Eventually, she got into the unmade bed, after which he’d follow and draw her boots off her feet as she laid on her back, eyes closed, murmuring softly and he’d pull off her jeans before stripping himself down to his boxers and sit on the mattress beside her. There were times when she rolled to him and pressed her chest to his, fingers feathering down his hip. He relented to her desire and she’d open her mouth in long, low moaning, her sweat and his own moistening the sheet beneath them. Or she’d be asleep, breath light, head turned to the side so that her face was away from him. He’d watch her chest rise and fall, placing a warm hand on her shoulder. Sometimes he’d prop himself up against the wall and smoke quietly, waiting for sleep to begin tugging at the corners of his consciousness. The cat came in, jumping on the bed and curling against her side because it was her cat and liked her better, but he’d pet it, scratching beneath the chin so that it lifted its small head, eyes thin slits in its face, purring softly. She talked in her sleep sometimes, and there were only snatches of phrases or lone words that he could make out. If it was warm outside, the window would be open, breeze whispering through the screen, rocking the raised blinds up and down. He’d exhale smoke in its direction and sit in silence, no matter what things slipped from between her lips that might make him curl his fingers back into his palms.

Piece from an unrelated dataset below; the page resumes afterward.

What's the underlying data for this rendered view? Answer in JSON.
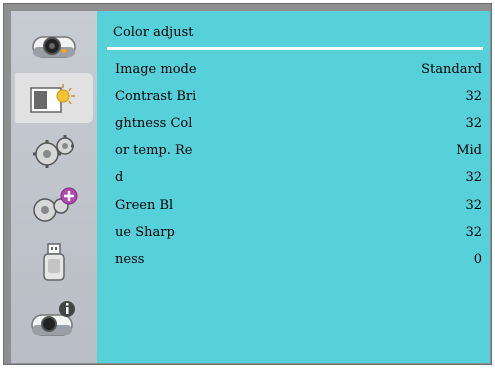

We walk the abandoned canal path,
bodies close in the deepening night,
watching the thousands of tiny lives flickering
in and out of the shadows of trees and brush.
Leaves green beneath a sky more
black than the deepest sea.
A wind that ascends to the treetops,
cadence of an evening storm to come.
Monsoon season speaks softly over horizon.
Pebbles that once were the mountains of an ancient ocean
press into the flesh of bare feet soles,
threatening and sharp.
Voices whisper, lending weight to spring buds
gently squeezing open beneath multiplying stars.
And the 10pm train sounds out of the dark,
its headlight breaking the calm, setting ablaze
the silent eyes of feeding deer in sprouting corn below.
Your border collapses, disintegrates
Beneath my hardened toes and fingers,
prints left cannot be washed free.
I always knew that we would never be
more than a slow-witted disaster.
We lived close to the earth
there, amongst the dirt and
heated by the
of a sun
whose rays remained
unfettered by clouds
and unblocked by anything
They often say the sun “bakes”
everything it touches,
and this it did there —
felt something like
an oven on even
the mildest of days,
so that everything
even our blood, caught
the casing of our skins,
making us ripe
for fighting —
came readily there
where the heat
Nothing was off-limits,
no one thing that a man
could do to another
was more than a
from reality —
with that heat
that rested like
just biding time
Only a tic,
a sudden gasp